  • 20. NTBs Facing Auto Sector Exports of Pakistan • Custom levies arbitrarily imposed • State-level tariffs not explicitly documented • India has restrictions on importing automobile through 145 import entry points • Sample tested more strictly in case of Pakistan • In case of tractors parts rejected as they look weapon-like • OEMs (original equipment manufacturer) do not accept auto parts from Pakistan • Lack of fork lifters at Attari damaging the products • Emission standards are also set too high. These standards are even high than those of EU and Japan. India requires auto-products to comply with Bharat-I and Bharat-II standard. The measuring method of this standard is quite different from the international method which acts as a barrier to import 20
  • 21. Indian Import Duties for 2-wheelers • Pakistani 2- wheelers subject to high tariff rates • Other additional charges such as port expenses (almost 3%) and incidences of clearance (2% of the CIF value) • Even if custom duty is removed, other taxes accounts for over 25% duties. Moreover, these tax figures exclude cost of approvals, permissions and certifications which further increase the cost of export to India.
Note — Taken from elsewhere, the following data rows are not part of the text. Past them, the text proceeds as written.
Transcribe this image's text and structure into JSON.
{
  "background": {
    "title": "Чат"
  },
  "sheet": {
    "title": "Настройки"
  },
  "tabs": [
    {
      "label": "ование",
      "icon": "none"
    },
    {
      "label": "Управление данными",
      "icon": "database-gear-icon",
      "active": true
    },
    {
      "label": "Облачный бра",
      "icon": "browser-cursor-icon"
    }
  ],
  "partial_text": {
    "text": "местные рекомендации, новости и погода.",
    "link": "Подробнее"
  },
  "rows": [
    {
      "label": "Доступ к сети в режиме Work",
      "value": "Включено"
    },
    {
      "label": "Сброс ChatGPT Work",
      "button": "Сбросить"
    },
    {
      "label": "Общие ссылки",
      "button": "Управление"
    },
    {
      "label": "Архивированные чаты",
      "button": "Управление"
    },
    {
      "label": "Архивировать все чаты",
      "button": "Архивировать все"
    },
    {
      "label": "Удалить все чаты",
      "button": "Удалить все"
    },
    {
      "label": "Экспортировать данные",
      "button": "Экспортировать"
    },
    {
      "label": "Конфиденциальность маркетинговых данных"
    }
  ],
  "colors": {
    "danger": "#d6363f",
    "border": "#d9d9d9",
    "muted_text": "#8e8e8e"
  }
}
This makes the export of two wheelers to India nearly impossible. 21
  • 22. Views from Pakistan Association of Automotive Parts & Accessories Manufacturers • First invest in capacity development of the local automobile manufacturing before opening auto trade with India • Pakistan should first consider ‘technology transfer’ from India. This can also take a form of Foreign Direct Investment (FDI) by Indian auto-manufacturers • Pakistan currently follows the EU quality standards while testing whereas India demands testing only by Indian standards (past perception) • Indian government must ensure Pakistan a significant amount of auto-import from Pakistan in order to assure mutual gains • There are concerns that Indian auto manufacturers are more interested in importing raw materials (CKD) rather than CBUs and that India may practice ‘dumping’ which would be detrimental to Pakistani auto industry • Auto-import policy with India should be focused on ‘selective buying’ from India. Those products which are not manufactured in Pakistan should be given priority • Negative list can be removed without granting MFN to India 22
  • 23. Way Forward – Some Examples • Argentina-Brazil agreement of 1999 in auto trade, where by duty free exports from Brazil were linked to its import from Argentina. Today 80 percent of Argentinian units are bought by Brazil. It is also noteworthy that such an arrangement helped sharpen Argentina’s competitive advantage in auto sector – which represents 13 percent of total exports of the country. • Canada-US auto sector agreement of 1965. Under this arrangement for every US car sold in Canada, the US manufacturer had to produce one unit in Canada. This not only employed local labour force but also allowed for technology transfer. Today Canada’s production of automobile is close to 2.6 million units with the auto parts production valued at USD 35 billion. This example can be replicated in case of India-Pakistan as both countries have formally liberalized the bilateral investment regime. 23
  • 24. Thank You www.sdpi.org, www.sdpi.tv